*** Opening Supplied records ***

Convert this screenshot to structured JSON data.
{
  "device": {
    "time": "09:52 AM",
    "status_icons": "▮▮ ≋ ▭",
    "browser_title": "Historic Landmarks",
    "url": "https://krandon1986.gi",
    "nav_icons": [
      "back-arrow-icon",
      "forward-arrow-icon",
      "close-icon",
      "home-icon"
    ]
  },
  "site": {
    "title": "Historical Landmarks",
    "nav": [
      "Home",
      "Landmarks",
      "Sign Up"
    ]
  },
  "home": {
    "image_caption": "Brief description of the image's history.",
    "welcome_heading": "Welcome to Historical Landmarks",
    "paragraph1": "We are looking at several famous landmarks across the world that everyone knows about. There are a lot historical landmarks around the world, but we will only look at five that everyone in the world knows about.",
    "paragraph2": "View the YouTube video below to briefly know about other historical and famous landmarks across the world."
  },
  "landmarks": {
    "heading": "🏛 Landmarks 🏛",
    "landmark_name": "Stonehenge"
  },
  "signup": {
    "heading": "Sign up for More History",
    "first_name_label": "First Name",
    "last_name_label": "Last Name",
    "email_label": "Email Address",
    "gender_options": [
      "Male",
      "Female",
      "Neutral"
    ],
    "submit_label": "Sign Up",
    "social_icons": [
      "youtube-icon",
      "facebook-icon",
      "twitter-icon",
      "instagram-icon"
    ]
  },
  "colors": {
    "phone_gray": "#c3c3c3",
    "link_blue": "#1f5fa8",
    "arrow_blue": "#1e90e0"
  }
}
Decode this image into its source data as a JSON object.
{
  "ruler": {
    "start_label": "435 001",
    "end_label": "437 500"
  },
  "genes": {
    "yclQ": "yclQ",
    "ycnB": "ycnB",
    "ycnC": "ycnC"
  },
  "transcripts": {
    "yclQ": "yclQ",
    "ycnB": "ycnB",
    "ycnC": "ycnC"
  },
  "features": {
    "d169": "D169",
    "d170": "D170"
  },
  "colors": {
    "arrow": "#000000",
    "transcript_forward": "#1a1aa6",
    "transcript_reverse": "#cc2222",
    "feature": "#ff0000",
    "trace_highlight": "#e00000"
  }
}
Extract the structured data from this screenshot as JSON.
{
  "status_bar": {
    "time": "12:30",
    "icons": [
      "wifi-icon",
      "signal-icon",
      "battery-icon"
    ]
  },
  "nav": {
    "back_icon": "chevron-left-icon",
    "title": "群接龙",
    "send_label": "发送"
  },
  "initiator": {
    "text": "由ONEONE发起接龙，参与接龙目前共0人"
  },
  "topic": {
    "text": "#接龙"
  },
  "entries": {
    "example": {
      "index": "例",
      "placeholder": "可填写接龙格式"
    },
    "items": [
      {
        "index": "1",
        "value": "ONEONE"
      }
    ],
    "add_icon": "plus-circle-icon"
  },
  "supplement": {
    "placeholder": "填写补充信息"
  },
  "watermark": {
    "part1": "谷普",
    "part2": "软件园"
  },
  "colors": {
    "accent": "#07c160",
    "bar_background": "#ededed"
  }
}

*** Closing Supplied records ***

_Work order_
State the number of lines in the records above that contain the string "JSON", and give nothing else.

_Problem solution_
3